Liverpool manager Jurgen Klopp said his team had the “mentality of giants” after they pulled off one of the most remarkable turnarounds in Champions League history, thrashing Lionel Messi’s Barcelona 4-0 to reach the final for the second year running.
Stand-in striker Divock Origi and substitute Georginio Wijnaldum both scored twice as Lionel Messi’s side threw away a 3-0 first leg lead and crashed out at a frenzied Anfield.
The nature of Liverpool’s victory was quickly compared to the 2005 Champions League final in Istanbul when they came back from 3-0 down to beat AC Milan on penalties.
A season that threatened to end with Liverpool being pipped to the Premier League title by Manchester City this weekend and exiting the Champions League at the semi-final stage will now culminate in a final against either Ajax or Tottenham in Madrid on June 1 when they could become kings of Europe for a sixth time.
For Barcelona, the crushing defeat was the second consecutive year they had surrendered a commanding first-leg lead in this competition — and the scale of the capitulation leaves coach Ernesto Valverde facing the sack.
Liverpool went into the match deprived of two of their most potent attacking weapons in Mohamed Salah and Roberto Firmino due to injury.
However, Origi and Wijnaldum stepped up magnificently, leaving Klopp to marvel at his players in a joyous outburst laced with profanities.
“It’s 10 past 10, most of your children are probably in bed but these boys are f*****g talented giants. It’s unbelievable,” he told BT Sport.
“The whole game was too much. Winning is difficult but with a clean sheet, I don’t know how they did it.

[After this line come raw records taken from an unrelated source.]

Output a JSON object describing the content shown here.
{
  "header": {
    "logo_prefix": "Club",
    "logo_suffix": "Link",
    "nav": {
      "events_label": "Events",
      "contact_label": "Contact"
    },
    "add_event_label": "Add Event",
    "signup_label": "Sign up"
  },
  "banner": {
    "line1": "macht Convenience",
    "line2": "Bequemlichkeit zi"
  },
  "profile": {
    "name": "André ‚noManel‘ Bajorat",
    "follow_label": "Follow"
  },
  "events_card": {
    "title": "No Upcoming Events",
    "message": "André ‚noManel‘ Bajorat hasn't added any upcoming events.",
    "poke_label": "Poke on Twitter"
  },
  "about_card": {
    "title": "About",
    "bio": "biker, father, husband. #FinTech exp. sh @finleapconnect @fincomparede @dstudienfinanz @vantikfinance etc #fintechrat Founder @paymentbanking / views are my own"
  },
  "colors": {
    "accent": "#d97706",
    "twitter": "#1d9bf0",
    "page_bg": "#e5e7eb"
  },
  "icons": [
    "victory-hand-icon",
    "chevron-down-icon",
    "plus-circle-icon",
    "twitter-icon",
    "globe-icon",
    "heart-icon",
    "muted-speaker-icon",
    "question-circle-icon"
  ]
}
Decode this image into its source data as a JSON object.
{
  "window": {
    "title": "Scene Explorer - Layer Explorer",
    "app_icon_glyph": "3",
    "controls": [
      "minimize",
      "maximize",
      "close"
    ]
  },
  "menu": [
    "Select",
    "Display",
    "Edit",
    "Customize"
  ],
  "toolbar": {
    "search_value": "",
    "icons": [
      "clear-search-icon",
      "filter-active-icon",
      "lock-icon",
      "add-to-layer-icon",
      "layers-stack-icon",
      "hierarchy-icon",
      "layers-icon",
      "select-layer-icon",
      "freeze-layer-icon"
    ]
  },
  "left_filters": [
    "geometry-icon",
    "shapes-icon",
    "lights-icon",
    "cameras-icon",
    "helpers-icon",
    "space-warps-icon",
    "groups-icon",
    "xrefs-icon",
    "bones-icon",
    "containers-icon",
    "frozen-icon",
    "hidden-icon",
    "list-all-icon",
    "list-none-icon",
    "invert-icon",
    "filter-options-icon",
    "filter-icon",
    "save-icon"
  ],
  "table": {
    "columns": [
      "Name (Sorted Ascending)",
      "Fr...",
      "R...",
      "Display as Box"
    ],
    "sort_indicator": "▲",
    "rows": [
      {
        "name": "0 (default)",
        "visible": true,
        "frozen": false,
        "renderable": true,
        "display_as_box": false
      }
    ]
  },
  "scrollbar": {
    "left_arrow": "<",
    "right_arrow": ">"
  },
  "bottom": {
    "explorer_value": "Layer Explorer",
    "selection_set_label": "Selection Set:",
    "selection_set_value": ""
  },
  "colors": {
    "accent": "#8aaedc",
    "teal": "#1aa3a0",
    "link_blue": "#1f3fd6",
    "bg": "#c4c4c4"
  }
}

“It means so much to all of us. There are more important things in the world. But creating this emotional atmosphere together is so special. It’s all about the players.
“It shows what’s possible in football. It’s so nice.”
Point to prove
Wijnaldum admitted he had been smarting at being forced to start on the bench and felt he had a point to prove.
“Once again we showed that everything is possible in football,” the Dutchman said. “I was really angry at the manager that he put me on the bench but I had to do something to help the team when I came on.
“We believe it from the start. People from outside (the club), they thought it was not possible, but we still managed to do this.”
Origi would almost certainly not have started the match had Salah — the Premier League’s top scorer this season with 22 goals — and Firmino been fit.
But the 24-year-old Belgian has made a habit of scoring important goals in Liverpool’s challenge for a first Premier League title in 29 years and he notched his first ever in the Champions League on seven minutes, pouncing on the rebound after Marc-Andre ter Stegen had denied Jordan Henderson’s initial effort.
Messi, who had dominated the first leg with two goals, had quickly and uncharacteristically been rattled by Liverpool defender Andy Robertson, wagging his finger in the Scotsman’s face.
Liverpool were seemingly dealt another injury blow as Robertson could not continue after half-time. But his replacement, Wijnaldum, was to have a dramatic impact.
Liverpool goalkeeper Alisson Becker made an important save from Luis Suarez before Wijnaldum sent Anfield into raptures twice in a matter of minutes.
Firstly, the Dutch midfielder was found by Trent Alexander-Arnold’s low cross and drilled under Ter Stegen.
And from Liverpool’s next attack, Xherdan Shaqiri picked out Wijnaldum to head home at the Kop end.
Valverde desperately tried to salvage the match, replacing former Liverpool player Philippe Coutinho with Nelson Semedo.
The change briefly had an impact, but a sluggish Barca were made to look foolish when they were caught napping by a quickly-taken Alexander-Arnold corner that picked out Origi completely unmarked to fire high into the net, sparking extraordinary celebrations.
“There have been glorious, entirely improbable games in Liverpool’s European history, including the mind-bending highs of Istanbul,” the Guardian newspaper said. “But this was something else, an effort of will that, frankly, took the breath away.”
And while Liverpool are dreaming of also grabbing the Premier League title this weekend, Valverde’s future could be bleak.
“I do not know how it’s going to affect me,” Valverde said. “But here we are, the coach has to take responsibility.”